It’s that time of year when the Irish satirical website “Waterford Whispers” would carry the headline, “Stretch in the days upgraded to grand.” It was a greeting, a word of encouragement, a statement of the obvious, but welcomed, anyway. There was no need for a preface or further comment. Paying for diesel, standing at the supermarket checkout, passing someone in the street, the words “a grand stretch in the days” were sufficient by themselves to indicate a mood of goodwill.
It’s not as though the increase in the hours of daylight made that much difference in practical terms. Agriculture is not as significant as it once was in the Irish economy and large-scale farmers operate factory-like conditions. In Dublin, the lack of daylight was almost incidental to everyday life. Yet there were few people who did not welcome the coming of Saint Brigid’s Day and the passing of the dark quarter of the year.
Here in Somerset, there is no such greeting, but the stretch is there anyway. The stretch goes both ways, morning and evening. The feeling that spring is upon us comes not just in the growing light, but in the sounds around. The dawn chorus of the birds seems more audible.

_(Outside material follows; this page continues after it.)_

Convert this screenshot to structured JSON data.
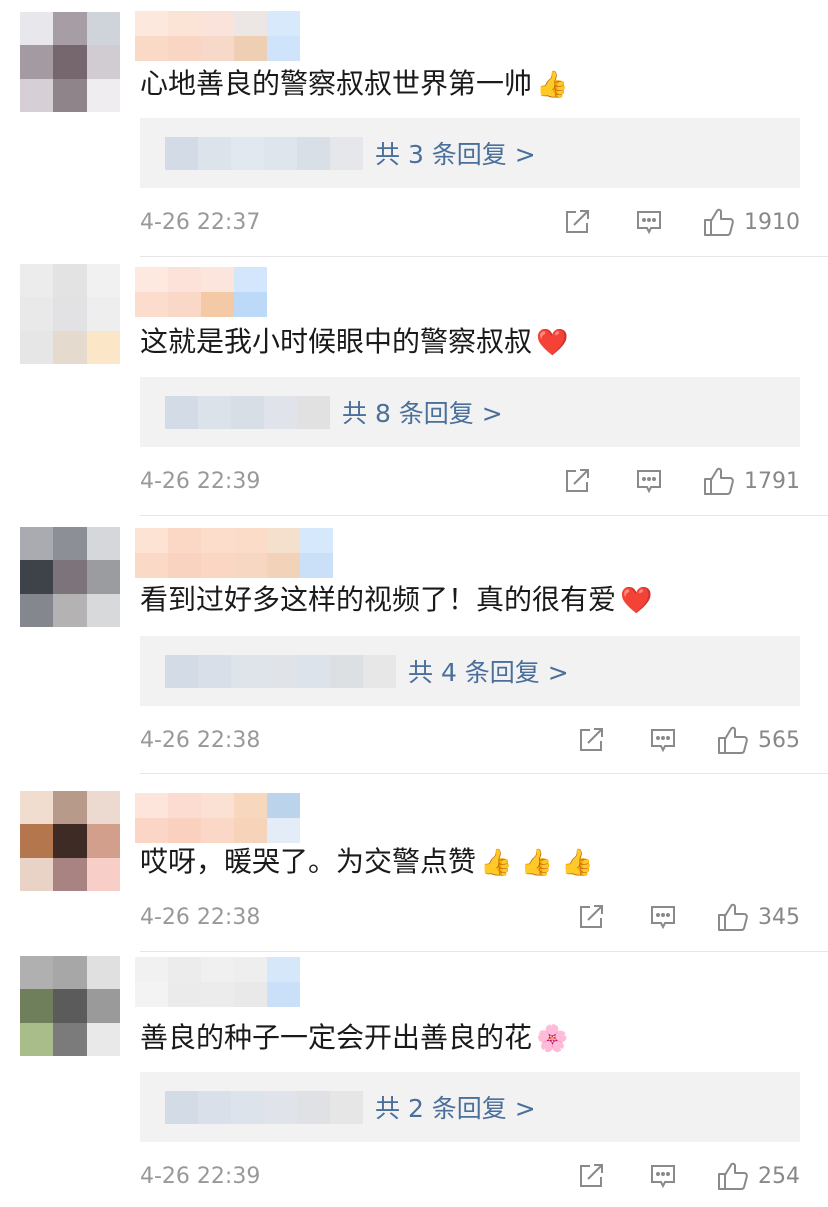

Birdsong is one of those sounds rooted in the consciousness, a recall of childhood days here deep in the English West Country, the sound of the promise of another day.
Memories of other noises remain from those years when anything seemed possible, when the stretch in the days announced the coming of times when much of daily life would be spent outside and the world would look different.
Longer days brought sets of sounds that differed from those of the winter that had passed. Quiet weather meant my dad’s car pulling onto the gravel beside our house, when he got home from work, was more easily heard. The arrival of sheep with lambs in the neighbouring fields brought much bleating as the sound of an approaching Land Rover would bring them running to the gate. A new year’s work in fields, reviving after the winter, would bring tractors rattling over the unmade surface of the lane beside the house. Spring brought people out, there would be the sound of a neighbour calling his dog as they walked down the road in the evening time, the sound of children’s voices as they headed home before darkness. Happy days always included being outside to play after coming home from school.
A grand stretch in the days brought a grand multiplication of the sounds. Some of the sounds seem as clear in the memory as they were at the time. Perhaps it is about a desire for security for the sounds recalled are secure sounds; sounds of a world in which people were safe; in which the world was unchanged, unthreatened. Grand sounds.